Tim Berners-Lee (inventor of the World Wide Web) said:

The power of the Web is in its universality. Access by everyone regardless of disability is an essential aspect.

Welcome to A11A, All about accessibility!

What is A11A?

A11A is a curated, categorized collection of accessibility resources to help you produce accessible content. No matter what technology, language, software application or communication means you are dealing with: you might be able to find something useful to help you produce content that is more inclusive!

There are many resources available out there to help you produce accessible content (web pages, applications, documents, videos, ETC.). They cover a wide variety of content types, and are designed for all the different stakeholders who may be interested in each type of project (designers, developers, content creators, marketers, ETC.). Yet, the majority of content that is available on the Inter.Net still exhibit critical accessibility issues that prevent people with disabilities from having a great experience that is comparable to the one non-disabled people can enjoy.

I believe that the absence of a central repository to collect such resources, classify them according to their characteristics, and “spread the word” about their existence with means and terminology that developers are familiar with is part of the problem. Therefore, I decided to create this website to fill this gap!

In addition to this, it can be hard for non-accessibility experts to determine wether a certain source of information is authoritative or not, wether guides and tutorials are complete and accurate or not, and tools really work as they are advertised. Accessibility testing can be hard, and requires highly specialized knowledge, significant efforts and amounts of time not all stakeholders can afford.

With regards to these aspects, I think that A11A can be useful by:

  • only “including” accurate resources (such as guides and tutorials), and up-to-date references to technical resources (laws, regulations, standards, ETC);
  • providing references to tools that are “known to work” appropriately; this means that all the resources you find on A11A have been personally reviewed (and tested where possible) by myself, or other “very reliable” members in the accessibility community;
  • promote the exchange of knowledge, opinions and experiences, both inside and outside the accessibility community;
  • make accessibility resources easier to discover; this is the reason why they have been grouped by different criteria (type, topic, ETC.), and you can find an internal search engine.

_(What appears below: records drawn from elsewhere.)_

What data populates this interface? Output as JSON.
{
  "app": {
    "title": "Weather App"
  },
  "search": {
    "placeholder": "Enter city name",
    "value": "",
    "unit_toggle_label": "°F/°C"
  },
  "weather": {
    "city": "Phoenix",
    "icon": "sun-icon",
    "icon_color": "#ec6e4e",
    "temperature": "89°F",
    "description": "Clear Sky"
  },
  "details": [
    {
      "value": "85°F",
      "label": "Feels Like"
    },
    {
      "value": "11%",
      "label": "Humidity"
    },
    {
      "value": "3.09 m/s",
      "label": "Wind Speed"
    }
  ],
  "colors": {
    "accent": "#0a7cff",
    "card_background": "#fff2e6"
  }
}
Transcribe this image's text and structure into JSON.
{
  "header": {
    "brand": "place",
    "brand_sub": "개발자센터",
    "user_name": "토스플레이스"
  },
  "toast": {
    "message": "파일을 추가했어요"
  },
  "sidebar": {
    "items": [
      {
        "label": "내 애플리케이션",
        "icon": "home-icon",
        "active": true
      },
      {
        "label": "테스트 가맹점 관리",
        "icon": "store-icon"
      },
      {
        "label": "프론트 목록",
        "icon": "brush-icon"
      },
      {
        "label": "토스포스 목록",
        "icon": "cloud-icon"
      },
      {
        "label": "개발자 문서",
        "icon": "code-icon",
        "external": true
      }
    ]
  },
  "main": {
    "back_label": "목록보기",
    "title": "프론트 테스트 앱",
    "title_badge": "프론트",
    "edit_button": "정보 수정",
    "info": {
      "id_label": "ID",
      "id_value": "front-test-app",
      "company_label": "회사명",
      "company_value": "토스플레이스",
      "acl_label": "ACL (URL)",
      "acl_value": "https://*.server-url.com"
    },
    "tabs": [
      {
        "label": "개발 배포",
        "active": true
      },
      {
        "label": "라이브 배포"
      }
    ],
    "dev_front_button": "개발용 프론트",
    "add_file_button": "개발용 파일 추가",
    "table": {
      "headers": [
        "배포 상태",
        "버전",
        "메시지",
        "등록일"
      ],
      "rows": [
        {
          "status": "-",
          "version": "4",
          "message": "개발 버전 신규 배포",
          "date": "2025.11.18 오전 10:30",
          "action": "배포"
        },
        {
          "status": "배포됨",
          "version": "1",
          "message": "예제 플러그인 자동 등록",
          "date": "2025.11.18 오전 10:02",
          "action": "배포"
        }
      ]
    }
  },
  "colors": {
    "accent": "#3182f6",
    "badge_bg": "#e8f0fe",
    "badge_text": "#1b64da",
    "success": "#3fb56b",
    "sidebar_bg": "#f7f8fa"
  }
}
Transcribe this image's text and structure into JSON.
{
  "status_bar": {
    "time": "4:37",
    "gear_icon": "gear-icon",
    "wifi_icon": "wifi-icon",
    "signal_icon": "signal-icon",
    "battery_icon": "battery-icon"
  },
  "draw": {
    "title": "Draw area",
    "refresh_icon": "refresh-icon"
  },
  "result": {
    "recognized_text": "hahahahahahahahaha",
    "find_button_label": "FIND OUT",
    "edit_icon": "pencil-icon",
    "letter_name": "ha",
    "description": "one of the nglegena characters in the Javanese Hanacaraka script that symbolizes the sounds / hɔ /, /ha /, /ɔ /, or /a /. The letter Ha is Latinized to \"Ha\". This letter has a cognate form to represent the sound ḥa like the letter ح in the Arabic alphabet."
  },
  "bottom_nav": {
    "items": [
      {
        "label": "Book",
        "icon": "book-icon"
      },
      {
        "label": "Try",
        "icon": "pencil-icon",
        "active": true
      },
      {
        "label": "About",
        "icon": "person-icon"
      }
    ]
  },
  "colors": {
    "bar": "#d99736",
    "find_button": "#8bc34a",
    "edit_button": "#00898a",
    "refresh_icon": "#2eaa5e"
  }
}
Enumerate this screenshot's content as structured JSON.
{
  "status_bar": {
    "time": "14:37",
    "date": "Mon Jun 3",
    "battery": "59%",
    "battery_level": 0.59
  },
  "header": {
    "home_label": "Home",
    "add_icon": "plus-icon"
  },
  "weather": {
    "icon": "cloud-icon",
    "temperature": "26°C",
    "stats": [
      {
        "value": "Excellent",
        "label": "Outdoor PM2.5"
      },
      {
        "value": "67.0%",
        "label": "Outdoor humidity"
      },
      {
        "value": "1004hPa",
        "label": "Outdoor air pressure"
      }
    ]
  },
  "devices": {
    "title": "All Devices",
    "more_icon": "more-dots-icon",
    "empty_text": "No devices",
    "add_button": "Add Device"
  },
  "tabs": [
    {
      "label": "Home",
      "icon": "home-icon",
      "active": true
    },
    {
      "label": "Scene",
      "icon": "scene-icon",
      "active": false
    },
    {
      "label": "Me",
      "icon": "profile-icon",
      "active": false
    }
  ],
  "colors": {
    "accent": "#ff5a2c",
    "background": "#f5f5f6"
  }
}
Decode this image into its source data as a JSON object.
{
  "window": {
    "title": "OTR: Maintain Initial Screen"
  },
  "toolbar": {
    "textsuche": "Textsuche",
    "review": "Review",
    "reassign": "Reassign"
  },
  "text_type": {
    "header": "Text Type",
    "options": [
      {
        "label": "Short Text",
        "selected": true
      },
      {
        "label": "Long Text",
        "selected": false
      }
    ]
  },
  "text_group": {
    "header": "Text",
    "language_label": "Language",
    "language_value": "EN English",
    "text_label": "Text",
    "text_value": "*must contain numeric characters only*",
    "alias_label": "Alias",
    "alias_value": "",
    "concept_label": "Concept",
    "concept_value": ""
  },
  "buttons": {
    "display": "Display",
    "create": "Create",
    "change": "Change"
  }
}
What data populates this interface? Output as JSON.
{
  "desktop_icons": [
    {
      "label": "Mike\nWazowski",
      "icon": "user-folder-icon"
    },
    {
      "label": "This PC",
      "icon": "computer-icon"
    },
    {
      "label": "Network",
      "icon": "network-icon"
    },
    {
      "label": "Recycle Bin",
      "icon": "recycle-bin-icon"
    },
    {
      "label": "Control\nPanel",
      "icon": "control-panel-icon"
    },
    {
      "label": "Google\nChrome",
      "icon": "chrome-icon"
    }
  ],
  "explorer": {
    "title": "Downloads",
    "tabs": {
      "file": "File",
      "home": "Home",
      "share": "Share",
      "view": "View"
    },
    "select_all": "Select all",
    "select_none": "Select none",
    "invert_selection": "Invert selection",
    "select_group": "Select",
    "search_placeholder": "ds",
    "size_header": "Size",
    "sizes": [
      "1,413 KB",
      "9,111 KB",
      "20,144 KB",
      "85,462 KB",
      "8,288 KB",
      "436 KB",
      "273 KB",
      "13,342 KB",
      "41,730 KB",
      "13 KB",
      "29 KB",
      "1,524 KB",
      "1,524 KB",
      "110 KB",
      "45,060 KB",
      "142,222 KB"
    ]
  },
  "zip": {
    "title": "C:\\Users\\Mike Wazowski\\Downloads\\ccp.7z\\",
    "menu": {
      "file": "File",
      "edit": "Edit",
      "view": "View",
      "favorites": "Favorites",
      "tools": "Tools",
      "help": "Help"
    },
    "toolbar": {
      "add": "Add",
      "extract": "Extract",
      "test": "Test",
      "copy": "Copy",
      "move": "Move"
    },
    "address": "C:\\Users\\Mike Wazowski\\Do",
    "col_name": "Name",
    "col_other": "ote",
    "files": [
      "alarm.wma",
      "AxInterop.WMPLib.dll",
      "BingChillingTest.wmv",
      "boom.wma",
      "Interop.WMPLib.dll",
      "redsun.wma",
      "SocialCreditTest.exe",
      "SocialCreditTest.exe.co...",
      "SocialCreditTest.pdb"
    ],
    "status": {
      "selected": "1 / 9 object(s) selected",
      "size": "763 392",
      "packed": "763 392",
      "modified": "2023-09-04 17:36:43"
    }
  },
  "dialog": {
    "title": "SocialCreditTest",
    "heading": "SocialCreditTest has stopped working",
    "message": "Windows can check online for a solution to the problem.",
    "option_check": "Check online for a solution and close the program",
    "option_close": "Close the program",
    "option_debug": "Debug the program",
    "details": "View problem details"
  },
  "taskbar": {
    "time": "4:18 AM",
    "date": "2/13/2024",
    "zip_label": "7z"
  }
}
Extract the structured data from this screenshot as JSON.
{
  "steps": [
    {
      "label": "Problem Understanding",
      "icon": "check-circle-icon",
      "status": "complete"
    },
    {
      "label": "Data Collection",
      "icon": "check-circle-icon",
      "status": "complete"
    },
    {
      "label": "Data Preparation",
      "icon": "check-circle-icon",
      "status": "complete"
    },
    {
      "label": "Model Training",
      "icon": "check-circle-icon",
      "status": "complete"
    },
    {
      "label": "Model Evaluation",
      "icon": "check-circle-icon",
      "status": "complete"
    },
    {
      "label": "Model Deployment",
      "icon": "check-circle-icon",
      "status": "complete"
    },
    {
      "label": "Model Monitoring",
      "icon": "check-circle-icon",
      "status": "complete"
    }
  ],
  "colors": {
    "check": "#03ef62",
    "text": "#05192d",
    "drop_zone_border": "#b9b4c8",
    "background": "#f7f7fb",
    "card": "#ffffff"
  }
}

Resources by type

“One picture is worth 100 words”, they say. And there is who prefer videos over text. And there are the more “technically inclined” ones, who prefer official standards and highly technical documents. But sometimes introductory materials or comprehensive tutorials are necessary, and you find yourself looking for guides and tutorials; we are all different, and can have different needs over time depending on many factors. This is the reason why A11A tries to include a wide variety of resources.

Frameworks and Libraries
In this section you can find frameworks and libraries suitable for different usage scenarios: developing websites, native applications, or LaTeX documents; whichever scenario some good code can give you a hand is suitable for a resource to be included in this section!
Guides and Tutorials
It comes the time when you need a resource to get you started with an accessibility-related topic. Or the one when you need an in-depth, comprehensive tutorial with regards to a specific aspect. Or when you need a guide to help you understand an accessibility-related concept… No matter the reason you are looking for them, in this section you can find various (reviewed for accuracy!) guides and tutorials.
Laws and Regulations
With regards to accessibility, many laws and regulations have been passed to prevent accessibility issues from discriminating people with disabilities. There can be huge differences between laws passed in different countries, even if some international laws and regulations do in deed exist. In this section you can find some useful references to them, along with a short text explaining their purpose and the “ratio” behind them.
Standards and Guidelines
There are many technical standards and guidelines to regulate how things “should be made” in order to be accessible. In this section you can find references to them, as well as short summaries to help you understand what their purpose is, and how they can have an impact on more practical aspects.
In this section you can find ready-to-use utilities such as command line tools, browser extensions, web services and software applications that have been specifically crafted to help you make documents, websites, and any content in general more accessible. Some assistive technologies and utilities to test and evaluate the accessibility of your content are included as well.
In this section you can find videos about many different topics; whenever possible, an embedded player to easily play the video is provided, as well as references to captions and transcripts.

Resources by topic

Sometimes you may be looking for accessibility-related resources with regards to a specific topic, no matter their type. This is the reason why all resources on A11A have been classified according to many different topics they relate to!

These topics include specific technologies (iOS and Android apps accessibility, popular web development frameworks, ETC.), as well as more generic aspects (accessibility testing, assistive technologies, math, web accessibility, ETC.), hopefully making it easier for you to find in a single place all the related resources you may need!